Kin Groups and Descent. Balinese distinguish different types of kinship relationships. Each type, from the smallest to the most inclusive, is described as a group of men, related through a common ancestor, who worship with their families at a common ancestor temple. The group is organized around the performance of rituals twice a year at these temples. The household has a temple in the house yard. The men (and their families) who divide an inheritance have a larger local ancestor temple. These inheritance groups can be joined into larger putative kin groups, which assert, but cannot trace, descent from a common ancestor. A family may be active only in a small, local ancestor group or they may see themselves as part of a series of nested groups with alliances in other parts of the island. Larger kin groups are likely to form and be strong in factionalized areas and times. Kin-group membership is reckoned patrilaterally but matrilateral kinship is also remembered.

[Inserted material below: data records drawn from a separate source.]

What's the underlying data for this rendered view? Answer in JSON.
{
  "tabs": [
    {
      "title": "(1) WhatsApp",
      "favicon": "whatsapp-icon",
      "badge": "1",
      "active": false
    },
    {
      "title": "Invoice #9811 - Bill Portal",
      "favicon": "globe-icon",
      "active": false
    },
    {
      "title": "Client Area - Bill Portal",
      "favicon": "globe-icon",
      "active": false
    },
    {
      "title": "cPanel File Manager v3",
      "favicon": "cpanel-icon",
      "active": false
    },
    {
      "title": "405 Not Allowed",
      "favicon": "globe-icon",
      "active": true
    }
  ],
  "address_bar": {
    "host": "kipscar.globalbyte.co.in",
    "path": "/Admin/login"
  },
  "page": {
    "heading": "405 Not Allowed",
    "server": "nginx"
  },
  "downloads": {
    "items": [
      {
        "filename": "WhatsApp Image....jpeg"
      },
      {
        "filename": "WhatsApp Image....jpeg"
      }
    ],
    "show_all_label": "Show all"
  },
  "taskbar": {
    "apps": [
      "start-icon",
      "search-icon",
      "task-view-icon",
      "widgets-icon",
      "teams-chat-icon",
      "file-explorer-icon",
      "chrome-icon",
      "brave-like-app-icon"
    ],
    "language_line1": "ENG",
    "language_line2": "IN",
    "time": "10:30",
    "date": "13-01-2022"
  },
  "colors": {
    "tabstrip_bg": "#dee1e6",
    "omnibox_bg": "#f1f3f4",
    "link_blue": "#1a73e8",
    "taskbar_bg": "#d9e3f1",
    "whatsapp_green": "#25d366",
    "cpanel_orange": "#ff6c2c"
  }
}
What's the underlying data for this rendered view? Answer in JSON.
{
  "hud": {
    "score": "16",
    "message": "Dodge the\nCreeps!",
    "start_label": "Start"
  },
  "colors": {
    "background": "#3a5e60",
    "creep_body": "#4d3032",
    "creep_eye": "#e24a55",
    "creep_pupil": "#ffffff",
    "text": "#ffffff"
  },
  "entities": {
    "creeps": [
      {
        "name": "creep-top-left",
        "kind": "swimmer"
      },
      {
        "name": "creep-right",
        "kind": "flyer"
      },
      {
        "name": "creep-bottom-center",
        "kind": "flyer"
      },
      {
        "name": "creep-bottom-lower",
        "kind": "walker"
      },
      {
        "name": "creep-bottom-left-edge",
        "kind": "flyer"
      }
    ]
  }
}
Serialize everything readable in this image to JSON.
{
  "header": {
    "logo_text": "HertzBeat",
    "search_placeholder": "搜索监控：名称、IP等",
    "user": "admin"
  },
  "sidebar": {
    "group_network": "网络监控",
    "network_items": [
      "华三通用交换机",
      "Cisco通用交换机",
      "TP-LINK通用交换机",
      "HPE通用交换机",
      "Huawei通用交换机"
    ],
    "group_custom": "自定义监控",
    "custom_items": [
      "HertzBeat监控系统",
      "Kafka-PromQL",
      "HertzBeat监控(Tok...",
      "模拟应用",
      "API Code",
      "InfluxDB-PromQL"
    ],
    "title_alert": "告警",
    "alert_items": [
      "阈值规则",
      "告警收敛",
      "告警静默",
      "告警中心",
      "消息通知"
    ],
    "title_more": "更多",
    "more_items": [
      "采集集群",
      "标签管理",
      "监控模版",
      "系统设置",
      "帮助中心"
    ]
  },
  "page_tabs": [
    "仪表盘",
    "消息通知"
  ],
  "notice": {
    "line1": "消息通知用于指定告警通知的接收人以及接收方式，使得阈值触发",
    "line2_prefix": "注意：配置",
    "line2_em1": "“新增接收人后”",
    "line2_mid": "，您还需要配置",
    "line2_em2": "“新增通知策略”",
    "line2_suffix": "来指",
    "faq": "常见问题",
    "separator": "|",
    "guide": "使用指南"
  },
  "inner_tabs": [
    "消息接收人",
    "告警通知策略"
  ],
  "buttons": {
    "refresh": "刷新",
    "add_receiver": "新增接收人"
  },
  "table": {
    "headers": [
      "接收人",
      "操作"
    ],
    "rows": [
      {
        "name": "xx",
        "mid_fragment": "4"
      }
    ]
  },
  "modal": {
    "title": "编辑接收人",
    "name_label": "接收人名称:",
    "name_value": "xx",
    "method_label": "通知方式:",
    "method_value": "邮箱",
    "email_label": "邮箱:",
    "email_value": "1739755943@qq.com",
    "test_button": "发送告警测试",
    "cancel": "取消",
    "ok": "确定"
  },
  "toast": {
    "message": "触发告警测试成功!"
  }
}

Kinship Terminology. Kin terms are Hawaiian or generational with all men of father's generation bilaterally referred to as "father," and so on with mother, cousins, grandparents, and children. Individuals have a teknonym that indicates their gender, caste, and birth order. Children are called by this teknonym and adults are called "father of .. . " or "mother of... " after the birth of their first child. Old people are known as "grandfather or grandmother of.... "